- _Problem requirements_
Set down every record once more, exactly as given.

- _Data for analysis_
++++

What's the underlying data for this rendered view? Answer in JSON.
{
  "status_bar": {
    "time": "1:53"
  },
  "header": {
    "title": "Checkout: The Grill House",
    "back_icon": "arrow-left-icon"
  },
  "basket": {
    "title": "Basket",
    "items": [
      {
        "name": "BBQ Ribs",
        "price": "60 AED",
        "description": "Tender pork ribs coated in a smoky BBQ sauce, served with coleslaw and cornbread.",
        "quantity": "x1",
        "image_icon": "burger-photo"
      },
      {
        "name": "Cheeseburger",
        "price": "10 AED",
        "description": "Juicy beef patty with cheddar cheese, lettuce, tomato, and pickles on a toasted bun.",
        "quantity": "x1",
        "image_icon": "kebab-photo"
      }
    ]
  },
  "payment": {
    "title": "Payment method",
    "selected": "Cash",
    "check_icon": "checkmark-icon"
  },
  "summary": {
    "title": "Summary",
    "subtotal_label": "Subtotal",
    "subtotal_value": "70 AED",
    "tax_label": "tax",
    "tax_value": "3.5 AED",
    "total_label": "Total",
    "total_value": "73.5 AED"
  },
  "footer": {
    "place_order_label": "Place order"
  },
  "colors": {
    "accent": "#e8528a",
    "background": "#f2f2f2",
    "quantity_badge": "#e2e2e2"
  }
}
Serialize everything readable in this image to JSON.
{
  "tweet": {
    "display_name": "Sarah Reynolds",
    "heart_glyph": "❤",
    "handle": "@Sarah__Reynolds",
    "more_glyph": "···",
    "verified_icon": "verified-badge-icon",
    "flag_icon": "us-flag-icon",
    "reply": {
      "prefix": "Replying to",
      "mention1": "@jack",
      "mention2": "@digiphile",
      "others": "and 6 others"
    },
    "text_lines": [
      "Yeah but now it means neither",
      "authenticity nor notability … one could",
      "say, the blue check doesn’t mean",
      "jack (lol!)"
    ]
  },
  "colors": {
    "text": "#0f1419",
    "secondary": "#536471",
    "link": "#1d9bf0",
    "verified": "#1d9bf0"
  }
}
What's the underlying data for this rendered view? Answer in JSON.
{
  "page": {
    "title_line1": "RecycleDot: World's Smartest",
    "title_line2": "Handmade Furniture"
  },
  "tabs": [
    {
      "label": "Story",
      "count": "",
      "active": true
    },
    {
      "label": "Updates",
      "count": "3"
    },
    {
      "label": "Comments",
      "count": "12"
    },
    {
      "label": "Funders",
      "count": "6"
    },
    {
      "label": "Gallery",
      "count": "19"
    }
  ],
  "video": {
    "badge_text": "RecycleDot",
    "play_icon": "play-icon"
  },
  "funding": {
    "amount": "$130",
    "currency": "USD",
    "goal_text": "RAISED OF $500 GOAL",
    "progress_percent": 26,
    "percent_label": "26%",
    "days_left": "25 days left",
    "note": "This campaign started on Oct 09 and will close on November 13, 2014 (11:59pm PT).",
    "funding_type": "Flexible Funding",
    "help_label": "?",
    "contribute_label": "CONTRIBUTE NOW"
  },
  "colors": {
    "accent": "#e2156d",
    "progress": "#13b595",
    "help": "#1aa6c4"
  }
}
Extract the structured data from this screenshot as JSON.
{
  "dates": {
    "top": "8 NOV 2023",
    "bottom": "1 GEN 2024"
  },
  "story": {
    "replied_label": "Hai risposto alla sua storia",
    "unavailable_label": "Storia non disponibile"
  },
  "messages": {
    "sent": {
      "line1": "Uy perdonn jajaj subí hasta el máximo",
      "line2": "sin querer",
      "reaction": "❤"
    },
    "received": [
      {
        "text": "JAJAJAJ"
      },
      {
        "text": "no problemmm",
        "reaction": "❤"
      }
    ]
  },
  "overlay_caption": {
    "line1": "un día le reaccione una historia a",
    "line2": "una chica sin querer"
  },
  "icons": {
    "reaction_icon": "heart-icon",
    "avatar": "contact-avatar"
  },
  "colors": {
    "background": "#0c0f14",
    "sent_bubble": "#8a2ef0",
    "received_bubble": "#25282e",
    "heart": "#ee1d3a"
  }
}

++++

- _Answer for the task_
What's the underlying data for this rendered view? Answer in JSON.
{
  "status_bar": {
    "time": "1:53"
  },
  "header": {
    "title": "Checkout: The Grill House",
    "back_icon": "arrow-left-icon"
  },
  "basket": {
    "title": "Basket",
    "items": [
      {
        "name": "BBQ Ribs",
        "price": "60 AED",
        "description": "Tender pork ribs coated in a smoky BBQ sauce, served with coleslaw and cornbread.",
        "quantity": "x1",
        "image_icon": "burger-photo"
      },
      {
        "name": "Cheeseburger",
        "price": "10 AED",
        "description": "Juicy beef patty with cheddar cheese, lettuce, tomato, and pickles on a toasted bun.",
        "quantity": "x1",
        "image_icon": "kebab-photo"
      }
    ]
  },
  "payment": {
    "title": "Payment method",
    "selected": "Cash",
    "check_icon": "checkmark-icon"
  },
  "summary": {
    "title": "Summary",
    "subtotal_label": "Subtotal",
    "subtotal_value": "70 AED",
    "tax_label": "tax",
    "tax_value": "3.5 AED",
    "total_label": "Total",
    "total_value": "73.5 AED"
  },
  "footer": {
    "place_order_label": "Place order"
  },
  "colors": {
    "accent": "#e8528a",
    "background": "#f2f2f2",
    "quantity_badge": "#e2e2e2"
  }
}
Serialize everything readable in this image to JSON.
{
  "tweet": {
    "display_name": "Sarah Reynolds",
    "heart_glyph": "❤",
    "handle": "@Sarah__Reynolds",
    "more_glyph": "···",
    "verified_icon": "verified-badge-icon",
    "flag_icon": "us-flag-icon",
    "reply": {
      "prefix": "Replying to",
      "mention1": "@jack",
      "mention2": "@digiphile",
      "others": "and 6 others"
    },
    "text_lines": [
      "Yeah but now it means neither",
      "authenticity nor notability … one could",
      "say, the blue check doesn’t mean",
      "jack (lol!)"
    ]
  },
  "colors": {
    "text": "#0f1419",
    "secondary": "#536471",
    "link": "#1d9bf0",
    "verified": "#1d9bf0"
  }
}
What's the underlying data for this rendered view? Answer in JSON.
{
  "page": {
    "title_line1": "RecycleDot: World's Smartest",
    "title_line2": "Handmade Furniture"
  },
  "tabs": [
    {
      "label": "Story",
      "count": "",
      "active": true
    },
    {
      "label": "Updates",
      "count": "3"
    },
    {
      "label": "Comments",
      "count": "12"
    },
    {
      "label": "Funders",
      "count": "6"
    },
    {
      "label": "Gallery",
      "count": "19"
    }
  ],
  "video": {
    "badge_text": "RecycleDot",
    "play_icon": "play-icon"
  },
  "funding": {
    "amount": "$130",
    "currency": "USD",
    "goal_text": "RAISED OF $500 GOAL",
    "progress_percent": 26,
    "percent_label": "26%",
    "days_left": "25 days left",
    "note": "This campaign started on Oct 09 and will close on November 13, 2014 (11:59pm PT).",
    "funding_type": "Flexible Funding",
    "help_label": "?",
    "contribute_label": "CONTRIBUTE NOW"
  },
  "colors": {
    "accent": "#e2156d",
    "progress": "#13b595",
    "help": "#1aa6c4"
  }
}
Extract the structured data from this screenshot as JSON.
{
  "dates": {
    "top": "8 NOV 2023",
    "bottom": "1 GEN 2024"
  },
  "story": {
    "replied_label": "Hai risposto alla sua storia",
    "unavailable_label": "Storia non disponibile"
  },
  "messages": {
    "sent": {
      "line1": "Uy perdonn jajaj subí hasta el máximo",
      "line2": "sin querer",
      "reaction": "❤"
    },
    "received": [
      {
        "text": "JAJAJAJ"
      },
      {
        "text": "no problemmm",
        "reaction": "❤"
      }
    ]
  },
  "overlay_caption": {
    "line1": "un día le reaccione una historia a",
    "line2": "una chica sin querer"
  },
  "icons": {
    "reaction_icon": "heart-icon",
    "avatar": "contact-avatar"
  },
  "colors": {
    "background": "#0c0f14",
    "sent_bubble": "#8a2ef0",
    "received_bubble": "#25282e",
    "heart": "#ee1d3a"
  }
}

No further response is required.